#### Task brief
Scan the lines below for "watermark" and copy the matches.

#### Data provided
——
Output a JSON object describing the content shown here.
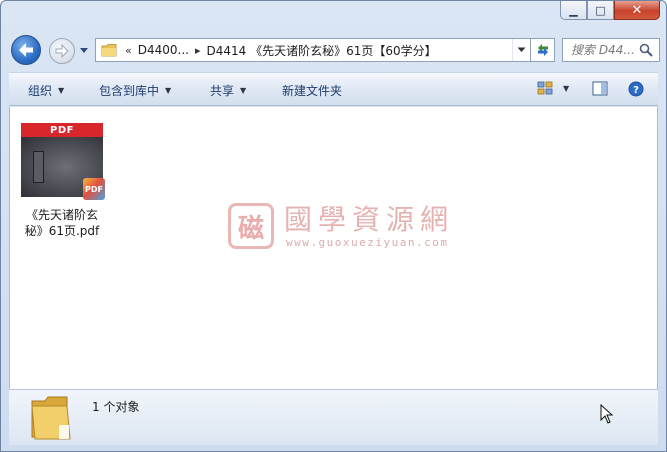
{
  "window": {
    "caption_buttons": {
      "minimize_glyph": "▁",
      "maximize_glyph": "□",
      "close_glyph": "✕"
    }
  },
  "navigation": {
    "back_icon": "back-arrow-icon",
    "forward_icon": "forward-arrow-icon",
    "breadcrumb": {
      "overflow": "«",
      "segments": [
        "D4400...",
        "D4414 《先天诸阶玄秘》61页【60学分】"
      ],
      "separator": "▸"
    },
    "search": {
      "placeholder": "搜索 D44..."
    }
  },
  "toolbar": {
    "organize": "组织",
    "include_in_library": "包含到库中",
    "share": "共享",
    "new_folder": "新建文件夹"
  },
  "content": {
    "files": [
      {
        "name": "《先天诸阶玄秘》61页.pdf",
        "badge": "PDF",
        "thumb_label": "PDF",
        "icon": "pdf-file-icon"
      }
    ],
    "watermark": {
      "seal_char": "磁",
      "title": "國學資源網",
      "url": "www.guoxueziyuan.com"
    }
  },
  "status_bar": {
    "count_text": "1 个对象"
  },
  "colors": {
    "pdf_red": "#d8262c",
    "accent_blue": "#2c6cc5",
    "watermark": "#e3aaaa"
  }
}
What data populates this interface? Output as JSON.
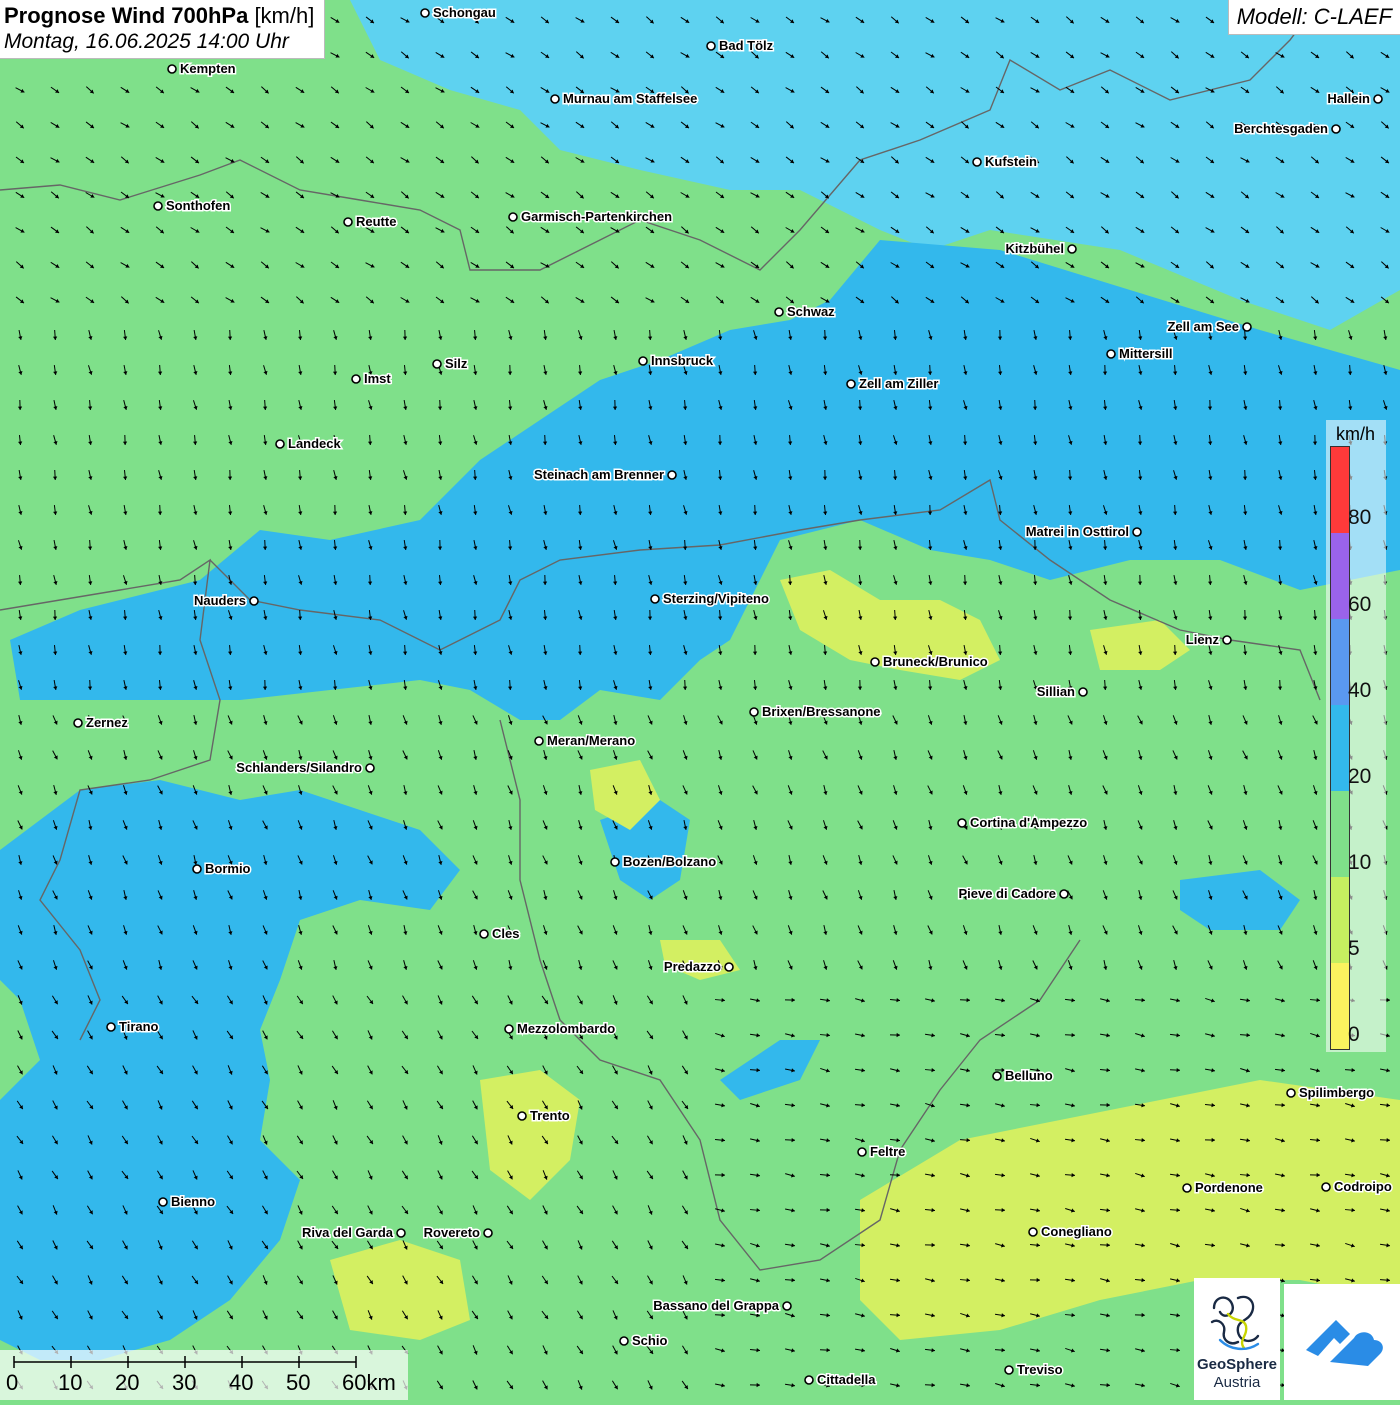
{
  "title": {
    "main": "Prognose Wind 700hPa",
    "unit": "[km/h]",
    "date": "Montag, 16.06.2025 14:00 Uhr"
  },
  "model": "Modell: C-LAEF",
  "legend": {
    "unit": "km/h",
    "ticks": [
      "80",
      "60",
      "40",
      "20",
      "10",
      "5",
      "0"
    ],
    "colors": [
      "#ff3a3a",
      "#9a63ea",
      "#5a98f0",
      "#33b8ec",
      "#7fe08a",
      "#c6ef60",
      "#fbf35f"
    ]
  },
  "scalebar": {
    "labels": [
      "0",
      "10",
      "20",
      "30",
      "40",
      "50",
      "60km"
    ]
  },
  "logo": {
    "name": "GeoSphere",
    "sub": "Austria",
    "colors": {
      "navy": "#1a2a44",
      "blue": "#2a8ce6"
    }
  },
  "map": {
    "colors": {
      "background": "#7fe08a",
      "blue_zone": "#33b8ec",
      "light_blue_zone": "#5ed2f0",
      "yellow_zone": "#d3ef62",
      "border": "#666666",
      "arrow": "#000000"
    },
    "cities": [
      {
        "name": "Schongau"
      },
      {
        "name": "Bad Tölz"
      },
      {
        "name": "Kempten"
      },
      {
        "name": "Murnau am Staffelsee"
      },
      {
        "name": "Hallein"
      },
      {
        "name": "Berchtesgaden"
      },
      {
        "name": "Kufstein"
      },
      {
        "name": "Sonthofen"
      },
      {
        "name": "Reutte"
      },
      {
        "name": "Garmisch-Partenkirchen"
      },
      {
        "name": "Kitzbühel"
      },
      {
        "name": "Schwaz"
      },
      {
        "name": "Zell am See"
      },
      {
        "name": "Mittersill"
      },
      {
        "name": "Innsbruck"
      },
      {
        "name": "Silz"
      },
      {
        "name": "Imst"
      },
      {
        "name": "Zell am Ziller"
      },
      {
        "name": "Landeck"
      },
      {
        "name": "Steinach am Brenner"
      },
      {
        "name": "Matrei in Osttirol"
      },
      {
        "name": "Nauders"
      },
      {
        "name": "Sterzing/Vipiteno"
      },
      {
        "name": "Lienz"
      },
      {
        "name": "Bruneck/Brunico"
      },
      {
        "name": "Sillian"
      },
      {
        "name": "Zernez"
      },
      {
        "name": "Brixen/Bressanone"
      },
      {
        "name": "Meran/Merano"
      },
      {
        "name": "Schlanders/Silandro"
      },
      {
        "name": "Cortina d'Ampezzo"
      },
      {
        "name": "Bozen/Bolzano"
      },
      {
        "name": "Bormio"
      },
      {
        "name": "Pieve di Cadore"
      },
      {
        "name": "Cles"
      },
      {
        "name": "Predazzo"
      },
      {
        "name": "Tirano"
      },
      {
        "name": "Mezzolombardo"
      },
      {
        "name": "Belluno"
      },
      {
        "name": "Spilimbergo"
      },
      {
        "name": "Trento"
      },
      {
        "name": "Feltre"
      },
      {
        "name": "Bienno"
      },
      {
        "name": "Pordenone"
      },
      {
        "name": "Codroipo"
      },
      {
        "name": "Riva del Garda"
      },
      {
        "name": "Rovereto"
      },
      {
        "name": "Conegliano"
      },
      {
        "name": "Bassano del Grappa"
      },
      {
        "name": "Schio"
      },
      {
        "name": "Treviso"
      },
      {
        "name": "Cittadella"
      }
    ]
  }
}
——
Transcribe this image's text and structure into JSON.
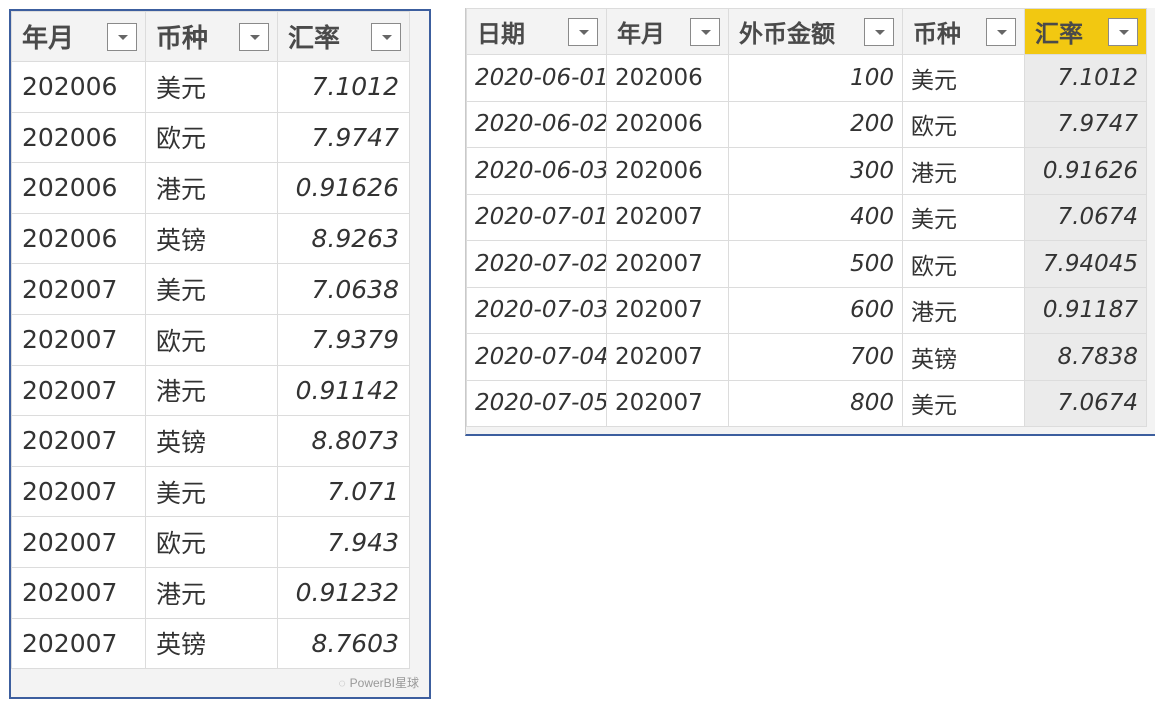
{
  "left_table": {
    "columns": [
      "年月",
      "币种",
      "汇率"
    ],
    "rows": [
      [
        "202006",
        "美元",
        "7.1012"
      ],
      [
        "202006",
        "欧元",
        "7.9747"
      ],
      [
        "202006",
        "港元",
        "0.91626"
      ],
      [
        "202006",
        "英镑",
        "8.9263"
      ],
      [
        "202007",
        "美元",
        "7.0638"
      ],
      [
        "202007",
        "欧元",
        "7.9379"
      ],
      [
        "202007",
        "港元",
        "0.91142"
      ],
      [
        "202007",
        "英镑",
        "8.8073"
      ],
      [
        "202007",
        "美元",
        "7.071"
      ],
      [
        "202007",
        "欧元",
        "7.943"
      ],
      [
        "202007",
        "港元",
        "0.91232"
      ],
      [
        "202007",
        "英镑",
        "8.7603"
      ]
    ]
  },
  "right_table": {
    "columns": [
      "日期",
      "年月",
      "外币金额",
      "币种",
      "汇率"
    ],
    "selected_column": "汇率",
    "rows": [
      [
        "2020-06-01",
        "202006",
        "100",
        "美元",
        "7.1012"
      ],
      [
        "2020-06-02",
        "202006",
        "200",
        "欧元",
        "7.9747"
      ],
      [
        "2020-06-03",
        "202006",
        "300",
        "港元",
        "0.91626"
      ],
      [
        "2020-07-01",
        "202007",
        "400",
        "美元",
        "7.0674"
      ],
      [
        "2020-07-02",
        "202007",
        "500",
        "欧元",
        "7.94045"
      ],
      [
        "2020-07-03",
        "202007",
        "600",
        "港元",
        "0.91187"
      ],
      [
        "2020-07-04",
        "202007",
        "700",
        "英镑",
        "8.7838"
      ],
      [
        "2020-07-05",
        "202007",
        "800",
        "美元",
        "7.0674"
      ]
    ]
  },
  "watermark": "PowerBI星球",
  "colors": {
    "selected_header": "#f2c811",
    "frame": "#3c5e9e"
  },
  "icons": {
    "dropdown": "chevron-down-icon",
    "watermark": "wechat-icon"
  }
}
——
#### Task answer
    "watermark": {
    "watermark": "#e3aaaa"
  "watermark": "PowerBI星球",
    "watermark": "wechat-icon"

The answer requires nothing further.